Eligibility: Public School, Private School, Other
Program Funded: After-School, Arts, Community Involvement, Volunteerism, Disabilities, Early Childhood, Family Services, General Education, Healthe/PE, Library, Math, Reading, Safe/Drug Free Schools, Science/Environmental, Social Studies, Special Education, STEM (Science, Technology, Engineering, Math), Technology, Vocational
Deadline to Apply: 3/25/2014

Autism Speaks Promotion a Resounding Success!

Autism Spectrum Disorder (ASD) affects over 2 million individuals in the U.S. and tens of millions worldwide. Statistics suggest that this number has increased 10 to 17 percent annually in recent years.
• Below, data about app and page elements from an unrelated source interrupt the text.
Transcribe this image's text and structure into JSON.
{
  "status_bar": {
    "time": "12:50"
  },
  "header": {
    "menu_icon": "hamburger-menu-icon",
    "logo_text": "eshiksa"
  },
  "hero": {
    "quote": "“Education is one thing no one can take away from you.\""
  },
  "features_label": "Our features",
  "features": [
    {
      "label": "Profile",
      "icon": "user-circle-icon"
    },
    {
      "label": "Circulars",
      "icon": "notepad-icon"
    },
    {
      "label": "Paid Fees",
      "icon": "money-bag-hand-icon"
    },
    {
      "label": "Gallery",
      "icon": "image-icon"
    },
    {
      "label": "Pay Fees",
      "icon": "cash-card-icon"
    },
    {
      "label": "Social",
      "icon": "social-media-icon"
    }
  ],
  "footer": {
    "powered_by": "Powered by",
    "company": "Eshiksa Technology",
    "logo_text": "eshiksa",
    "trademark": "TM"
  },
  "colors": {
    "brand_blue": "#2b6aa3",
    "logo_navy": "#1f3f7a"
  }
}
There is no established explanation for this ongoing increase, although improved diagnosis and environmental influences are two reasons often considered.

The U.S. Centers for Disease Control and Prevention identify around 1 in 88 American children as having Autism Spectrum Disorder to some degree; about 1 out of every 54 boys and 1 in 252 girls are diagnosed with ASD. This is a ten-fold increase over the last 40 years.

The Autism Speaks® foundation was established in February 2005 by the grandparents of a child with autism. Bob and Suzanne Wright, with the help of their friend Bernie Marcus’ $25 million donation, launched the organization. Dedicated to funding research into the causes, prevention, treatments and a cure for autism, Autism Speaks® has grown into the world’s leading autism organization. It has increased the awareness of autism spectrum disorders greatly and is an unlimited resource to individuals with autism and their families.

For the last two years Achievement Products® has partnered with Autism Speaks® to donate 10% of our April (Autism Awareness Month) sales on select items. We are delighted to announce that this year we will be donating $3,948.21, a 57% increase from last year. We could not have done this without all of our loyal customers and we thank each and every one of you for helping make this donation possible. Let’s keep it up and hopefully in April 2014 we will see another increase in donations.

Thank you again for all of your purchases during the month of April. You helped Achievement Products® contribute to an important, worthwhile cause!

Please follow the link below to learn how you can give:

Ways to Give